**Available data:**
◆ ◆ ◆ ◆

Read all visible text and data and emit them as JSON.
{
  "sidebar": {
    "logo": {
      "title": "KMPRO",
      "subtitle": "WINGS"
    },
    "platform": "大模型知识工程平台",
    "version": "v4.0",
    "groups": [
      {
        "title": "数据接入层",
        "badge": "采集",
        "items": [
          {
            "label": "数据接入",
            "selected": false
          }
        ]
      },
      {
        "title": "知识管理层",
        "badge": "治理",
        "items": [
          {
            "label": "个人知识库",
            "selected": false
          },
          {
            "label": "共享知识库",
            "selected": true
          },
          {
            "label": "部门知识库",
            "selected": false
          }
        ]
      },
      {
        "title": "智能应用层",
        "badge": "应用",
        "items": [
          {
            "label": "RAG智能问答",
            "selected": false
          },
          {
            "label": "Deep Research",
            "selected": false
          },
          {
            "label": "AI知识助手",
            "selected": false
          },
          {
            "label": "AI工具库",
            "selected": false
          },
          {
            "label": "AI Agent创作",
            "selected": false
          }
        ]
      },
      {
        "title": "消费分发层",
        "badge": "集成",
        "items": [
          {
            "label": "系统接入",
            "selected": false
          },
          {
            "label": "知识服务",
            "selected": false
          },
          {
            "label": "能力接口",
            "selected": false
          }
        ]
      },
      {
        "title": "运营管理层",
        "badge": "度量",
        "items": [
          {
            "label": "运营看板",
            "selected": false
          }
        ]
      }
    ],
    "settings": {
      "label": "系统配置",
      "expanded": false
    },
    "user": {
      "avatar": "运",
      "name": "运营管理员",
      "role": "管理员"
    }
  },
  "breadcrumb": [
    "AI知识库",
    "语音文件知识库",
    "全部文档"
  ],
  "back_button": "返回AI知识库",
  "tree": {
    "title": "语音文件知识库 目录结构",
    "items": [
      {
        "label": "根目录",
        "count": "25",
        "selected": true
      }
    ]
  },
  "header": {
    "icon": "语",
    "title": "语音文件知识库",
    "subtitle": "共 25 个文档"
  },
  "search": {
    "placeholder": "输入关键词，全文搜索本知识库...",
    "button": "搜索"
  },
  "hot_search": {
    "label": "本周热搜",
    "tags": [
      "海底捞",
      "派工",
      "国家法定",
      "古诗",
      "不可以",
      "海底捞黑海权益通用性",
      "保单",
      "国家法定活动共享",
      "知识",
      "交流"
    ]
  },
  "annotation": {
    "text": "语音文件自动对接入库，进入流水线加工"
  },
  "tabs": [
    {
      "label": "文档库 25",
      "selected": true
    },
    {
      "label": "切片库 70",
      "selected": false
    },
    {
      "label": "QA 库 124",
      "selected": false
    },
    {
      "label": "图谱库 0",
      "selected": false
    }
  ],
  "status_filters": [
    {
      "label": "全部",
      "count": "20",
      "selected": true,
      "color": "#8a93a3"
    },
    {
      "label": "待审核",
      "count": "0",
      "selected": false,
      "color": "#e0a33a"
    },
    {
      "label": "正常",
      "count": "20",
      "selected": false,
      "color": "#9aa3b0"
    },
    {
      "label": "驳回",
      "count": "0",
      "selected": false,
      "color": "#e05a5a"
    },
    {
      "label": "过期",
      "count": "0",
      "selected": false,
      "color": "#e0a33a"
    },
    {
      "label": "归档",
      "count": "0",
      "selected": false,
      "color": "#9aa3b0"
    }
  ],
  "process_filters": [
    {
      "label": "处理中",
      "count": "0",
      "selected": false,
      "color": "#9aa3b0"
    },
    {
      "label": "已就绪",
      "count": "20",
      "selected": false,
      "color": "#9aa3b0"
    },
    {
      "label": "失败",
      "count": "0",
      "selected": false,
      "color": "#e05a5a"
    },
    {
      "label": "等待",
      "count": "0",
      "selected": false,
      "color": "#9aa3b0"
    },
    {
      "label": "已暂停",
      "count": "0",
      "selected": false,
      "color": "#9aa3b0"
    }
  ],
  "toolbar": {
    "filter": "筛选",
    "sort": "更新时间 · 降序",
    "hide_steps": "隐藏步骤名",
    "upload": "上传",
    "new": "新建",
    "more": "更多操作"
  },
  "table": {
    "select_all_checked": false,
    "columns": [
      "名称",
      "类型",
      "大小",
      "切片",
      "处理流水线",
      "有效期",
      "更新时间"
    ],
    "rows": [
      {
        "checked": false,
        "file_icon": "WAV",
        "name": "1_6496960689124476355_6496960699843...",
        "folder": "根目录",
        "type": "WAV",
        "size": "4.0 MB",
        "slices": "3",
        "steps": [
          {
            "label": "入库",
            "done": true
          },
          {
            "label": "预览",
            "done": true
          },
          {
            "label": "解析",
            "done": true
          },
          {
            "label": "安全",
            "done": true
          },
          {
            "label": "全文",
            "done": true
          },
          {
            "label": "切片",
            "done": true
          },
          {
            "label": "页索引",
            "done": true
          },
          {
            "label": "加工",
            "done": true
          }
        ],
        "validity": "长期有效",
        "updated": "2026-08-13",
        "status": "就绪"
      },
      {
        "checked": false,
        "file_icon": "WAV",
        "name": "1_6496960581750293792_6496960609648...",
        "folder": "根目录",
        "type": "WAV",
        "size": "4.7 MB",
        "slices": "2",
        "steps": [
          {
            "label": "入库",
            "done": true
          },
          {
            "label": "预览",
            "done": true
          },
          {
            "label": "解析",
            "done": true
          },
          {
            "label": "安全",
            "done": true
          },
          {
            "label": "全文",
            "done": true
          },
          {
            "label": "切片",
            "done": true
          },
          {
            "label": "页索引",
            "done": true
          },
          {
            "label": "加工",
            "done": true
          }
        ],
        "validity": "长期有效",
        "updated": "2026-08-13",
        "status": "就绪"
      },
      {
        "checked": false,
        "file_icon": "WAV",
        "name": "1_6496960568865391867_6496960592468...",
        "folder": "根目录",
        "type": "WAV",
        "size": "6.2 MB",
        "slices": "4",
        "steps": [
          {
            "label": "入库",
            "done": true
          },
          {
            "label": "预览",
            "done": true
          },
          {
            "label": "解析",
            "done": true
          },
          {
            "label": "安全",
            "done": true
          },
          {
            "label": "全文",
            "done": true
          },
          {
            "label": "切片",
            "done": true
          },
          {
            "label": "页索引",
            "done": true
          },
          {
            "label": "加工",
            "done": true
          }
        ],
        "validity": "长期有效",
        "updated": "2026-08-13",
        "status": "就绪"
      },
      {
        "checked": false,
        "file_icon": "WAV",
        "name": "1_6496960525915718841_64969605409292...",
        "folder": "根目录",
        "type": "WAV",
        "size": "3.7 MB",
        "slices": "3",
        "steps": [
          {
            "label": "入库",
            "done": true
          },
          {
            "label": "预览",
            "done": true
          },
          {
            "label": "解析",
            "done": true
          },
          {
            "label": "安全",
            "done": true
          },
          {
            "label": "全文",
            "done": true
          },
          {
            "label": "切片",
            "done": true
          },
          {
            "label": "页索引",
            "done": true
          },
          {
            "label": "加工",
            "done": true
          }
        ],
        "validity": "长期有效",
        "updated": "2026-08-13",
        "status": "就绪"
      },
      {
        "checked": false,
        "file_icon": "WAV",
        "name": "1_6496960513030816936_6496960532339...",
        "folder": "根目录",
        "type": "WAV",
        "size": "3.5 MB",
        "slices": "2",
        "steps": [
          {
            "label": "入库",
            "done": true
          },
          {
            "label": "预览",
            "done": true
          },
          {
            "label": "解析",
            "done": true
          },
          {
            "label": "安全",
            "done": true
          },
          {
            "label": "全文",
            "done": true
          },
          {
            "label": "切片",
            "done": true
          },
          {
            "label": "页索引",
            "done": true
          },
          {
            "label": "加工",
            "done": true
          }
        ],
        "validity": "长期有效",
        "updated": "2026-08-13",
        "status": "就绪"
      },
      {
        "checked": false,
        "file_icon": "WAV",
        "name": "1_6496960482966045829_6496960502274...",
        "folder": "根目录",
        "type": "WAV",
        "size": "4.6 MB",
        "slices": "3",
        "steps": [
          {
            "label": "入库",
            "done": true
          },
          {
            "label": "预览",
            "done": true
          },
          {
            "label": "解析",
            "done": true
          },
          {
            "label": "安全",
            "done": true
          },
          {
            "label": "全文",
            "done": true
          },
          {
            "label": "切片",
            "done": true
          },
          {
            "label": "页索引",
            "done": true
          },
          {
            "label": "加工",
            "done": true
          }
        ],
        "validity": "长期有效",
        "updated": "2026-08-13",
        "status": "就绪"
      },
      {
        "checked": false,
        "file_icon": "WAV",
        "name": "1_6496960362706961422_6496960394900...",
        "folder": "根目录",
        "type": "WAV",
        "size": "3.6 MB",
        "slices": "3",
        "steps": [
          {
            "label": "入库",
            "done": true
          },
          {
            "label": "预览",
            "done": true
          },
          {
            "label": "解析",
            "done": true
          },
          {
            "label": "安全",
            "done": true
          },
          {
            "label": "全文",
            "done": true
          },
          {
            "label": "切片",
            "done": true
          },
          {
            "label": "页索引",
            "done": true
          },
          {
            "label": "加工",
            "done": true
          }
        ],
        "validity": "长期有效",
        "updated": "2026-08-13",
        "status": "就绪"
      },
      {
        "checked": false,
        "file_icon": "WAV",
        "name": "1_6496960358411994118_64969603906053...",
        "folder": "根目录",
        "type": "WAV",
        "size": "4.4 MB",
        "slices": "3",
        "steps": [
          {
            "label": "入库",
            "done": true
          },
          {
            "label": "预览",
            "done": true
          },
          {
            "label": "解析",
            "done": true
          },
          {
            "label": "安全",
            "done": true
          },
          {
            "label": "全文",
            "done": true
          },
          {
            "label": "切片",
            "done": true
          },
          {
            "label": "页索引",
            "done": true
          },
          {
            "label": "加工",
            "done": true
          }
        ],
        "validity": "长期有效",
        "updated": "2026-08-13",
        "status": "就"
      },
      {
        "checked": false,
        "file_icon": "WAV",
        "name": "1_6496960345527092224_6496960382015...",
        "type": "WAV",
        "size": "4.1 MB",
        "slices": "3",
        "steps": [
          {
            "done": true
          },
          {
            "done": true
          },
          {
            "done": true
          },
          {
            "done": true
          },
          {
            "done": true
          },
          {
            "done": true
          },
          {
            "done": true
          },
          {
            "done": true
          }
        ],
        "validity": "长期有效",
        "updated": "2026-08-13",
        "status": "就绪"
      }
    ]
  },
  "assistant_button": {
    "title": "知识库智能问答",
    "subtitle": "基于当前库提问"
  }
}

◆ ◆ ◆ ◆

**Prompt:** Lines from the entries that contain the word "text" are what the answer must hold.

**Answer space:**
Read all visible text and data and emit them as JSON.
    "text": "语音文件自动对接入库，进入流水线加工"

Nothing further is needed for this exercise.